    As people with HIV age, their odds for heart attack rise -- and those with untreated hepatitis C have an even higher risk, a new study finds.

    "HIV and hepatitis C co-infection occurs because they share a transmission route -- both viruses may be transmitted through blood-to-blood contac...

    Heart Disease Can Plague Adults With ADHD

    New research suggests that attention deficit hyperactivity disorder (ADHD) may trigger more than just psychiatric complications: Adults suffering from ADHD may also be more likely to develop some type of cardiovascular disease.

    "Clinicians need to c...

    Have Sleep Apnea & Heart Disease? CPAP May Keep You Out of the Hospital

    People with heart disease should be screened for sleep apnea, the authors of a new study suggest. They found that consistent use of a CPAP machine lowered the chances of winding up back in the hospital for heart issues.

    "Cardiovascular disease is the No. 1 killer of older adults in the world," said study author Jenni...

    How Many Steps a Day (and How Fast) to Lengthen Your Life?

    There's an easy way to reduce your risk for dementia, heart disease and cancer: Start walking.

    Getting in those recommended 10,000 steps a day makes a real difference, new research affirms, but even fewer will pay big dividends. No matter how many you log, however, step up your pace for...

    Who's at Higher Risk for A-Fib, Men or Women?

    Doctors have long thought men had more risk of developing atrial fibrillation (a-fib) than women, but the reverse may actually be the case.

    When researchers accounted for height differences between men and women, a new study revealed that women were 50% more likely to develop a-fib, an irregular heart rhythm disorder, than men.

    "This is the first study to show an actual flip in the ...

    Lupus, MS and Other Autoimmune Disorders Raise Heart Risks

    Research has linked heart disease to specific autoimmune diseases such as rheumatoid arthritis and lupus. Now, a huge study shows that autoimmune diseases as a group increase your chances of developing heart ills.

    Autoimmune diseases such as psoriasis, multiple sclerosis, lupus erythematosus and type 1 diabetes occur when the body engages in friendly fire against its own organs, tissues, ...

    Breastfeeding Can Protect Hearts of Mom, Baby Long Term

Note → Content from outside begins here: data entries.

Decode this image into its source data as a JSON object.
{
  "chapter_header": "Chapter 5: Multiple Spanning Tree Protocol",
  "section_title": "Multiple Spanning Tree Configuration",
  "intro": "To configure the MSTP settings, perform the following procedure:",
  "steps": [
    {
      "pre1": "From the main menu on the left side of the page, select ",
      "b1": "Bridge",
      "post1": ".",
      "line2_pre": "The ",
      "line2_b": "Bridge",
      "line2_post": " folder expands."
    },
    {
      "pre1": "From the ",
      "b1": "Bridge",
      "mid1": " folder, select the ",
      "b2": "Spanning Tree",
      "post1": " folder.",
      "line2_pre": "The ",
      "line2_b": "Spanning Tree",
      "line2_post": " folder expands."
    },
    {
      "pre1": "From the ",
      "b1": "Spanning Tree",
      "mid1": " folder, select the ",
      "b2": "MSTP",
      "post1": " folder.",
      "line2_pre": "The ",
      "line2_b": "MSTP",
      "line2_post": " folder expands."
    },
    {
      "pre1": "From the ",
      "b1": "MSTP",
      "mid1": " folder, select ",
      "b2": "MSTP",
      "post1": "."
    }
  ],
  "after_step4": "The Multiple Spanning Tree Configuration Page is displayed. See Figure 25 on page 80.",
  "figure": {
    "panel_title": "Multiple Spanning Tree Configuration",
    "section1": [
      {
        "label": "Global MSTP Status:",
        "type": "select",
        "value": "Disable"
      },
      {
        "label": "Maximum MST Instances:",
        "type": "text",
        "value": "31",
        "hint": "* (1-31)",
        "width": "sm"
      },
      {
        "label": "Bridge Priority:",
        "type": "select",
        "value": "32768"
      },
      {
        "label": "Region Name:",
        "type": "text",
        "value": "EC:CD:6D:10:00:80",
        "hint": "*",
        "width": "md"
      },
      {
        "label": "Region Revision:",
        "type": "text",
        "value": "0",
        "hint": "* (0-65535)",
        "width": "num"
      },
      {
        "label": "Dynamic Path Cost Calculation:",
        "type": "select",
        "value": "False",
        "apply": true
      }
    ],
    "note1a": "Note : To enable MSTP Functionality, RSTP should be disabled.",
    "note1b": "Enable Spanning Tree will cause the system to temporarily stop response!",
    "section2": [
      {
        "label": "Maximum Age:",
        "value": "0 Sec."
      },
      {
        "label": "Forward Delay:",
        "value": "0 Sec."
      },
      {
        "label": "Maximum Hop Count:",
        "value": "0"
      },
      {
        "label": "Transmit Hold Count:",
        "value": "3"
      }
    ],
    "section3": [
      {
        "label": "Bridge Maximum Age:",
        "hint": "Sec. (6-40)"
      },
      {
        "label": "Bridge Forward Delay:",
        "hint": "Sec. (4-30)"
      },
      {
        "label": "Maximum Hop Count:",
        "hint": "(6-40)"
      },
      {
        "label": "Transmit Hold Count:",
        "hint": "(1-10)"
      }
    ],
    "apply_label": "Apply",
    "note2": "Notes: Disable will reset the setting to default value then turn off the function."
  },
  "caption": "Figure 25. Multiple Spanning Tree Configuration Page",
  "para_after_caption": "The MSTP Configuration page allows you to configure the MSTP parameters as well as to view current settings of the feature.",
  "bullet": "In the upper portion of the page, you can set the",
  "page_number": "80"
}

    Breastfeeding can deliver long-term heart benefits to both mother and child, a new statement from the American Heart Association (AHA) says.

    The immune systems of newborns and infants can be strengthened by breast milk, which has long been a...